Fast-forward 3 years - oh boy, has the idea grown. We've transferred over £1bn and have 100+ employees.
What does it run on?
TransferWise is built on top of the Grails framework and uses the MySQL database for data storage. How was Groovy/Grails chosen ? Well, Kristo knew that banks have used Java and was looking around what would be the best Java/JVM based framework for rapid development. He ended up with Grails and actually wrote the first few thousand lines of code. Even as our codebase is getting close to 100 000 lines, there are still some classes and methods written by our CEO working their magic here and there, and he still likes to keep an eye on the source code.

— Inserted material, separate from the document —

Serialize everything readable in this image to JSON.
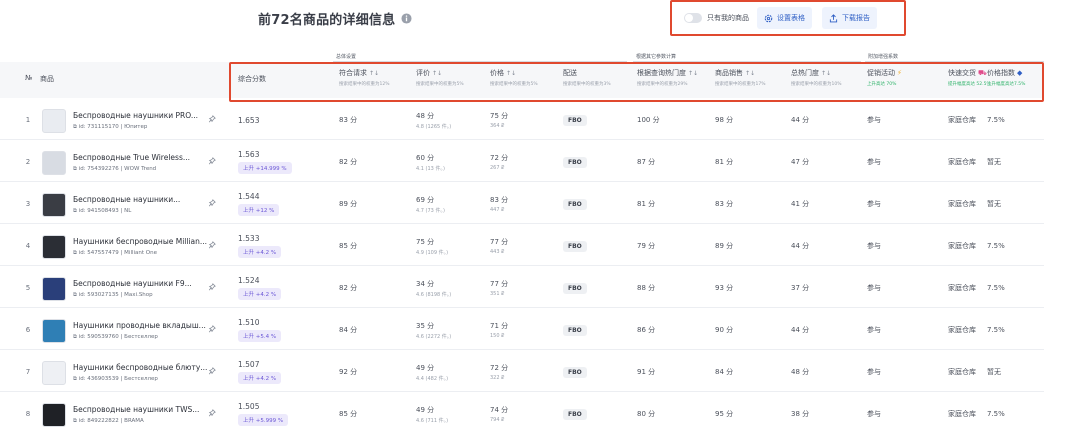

We use the MySQL database because it has proved to be fast, has gone through a lot of optimization and new features in the latest versions (we use the latest 5.6 version). It has proved to be well scalable as used by Facebook & eBay and also has gotten some nice improvements from Facebook engineers. Another good reason for MySQL is that it's widely known and it's easy to get started with for most engineers. We are not planning to put any logic inside the database, just use it as a storage engine. All the business logic is in the application code.
Like with any start-up company, our key criteria for choosing the technology stack is the ability to prototype fast, time to market and getting the feedback from our customers. In other words, the ability to build an MVP - Minimum Viable Product. It doesn't matter what technology stack to use if you are building something which customers don't need.
For TransferWise, this is not the case, our customers love us and we are growing at a rate of 10x a year - we are having one hell of a ride.
How do we process the next £9bn?
All our biggest engineering challenges are related to growth - hiring super-engineers, improving scalability, and of course, implementing support for new currencies and markets. As the volumes increase, we need to redesign different parts of the system to handle bigger amounts of data. The current TransferWise system is a monolithic web application. As around 70% of our business logic is behind the scenes, we've taken a direction towards service oriented architecture and separating data processing logic into services.
We are starting to reach the volume of data that makes us think about scalability. As we like to give back to the engineering community, we are going to share what we have learned - and are going to learn - about Groovy, Grails, GORM, Hibernate and testing aspects in the upcoming blog posts.
Feel free to ask questions.
Rain Johanson @ TransferWise engineering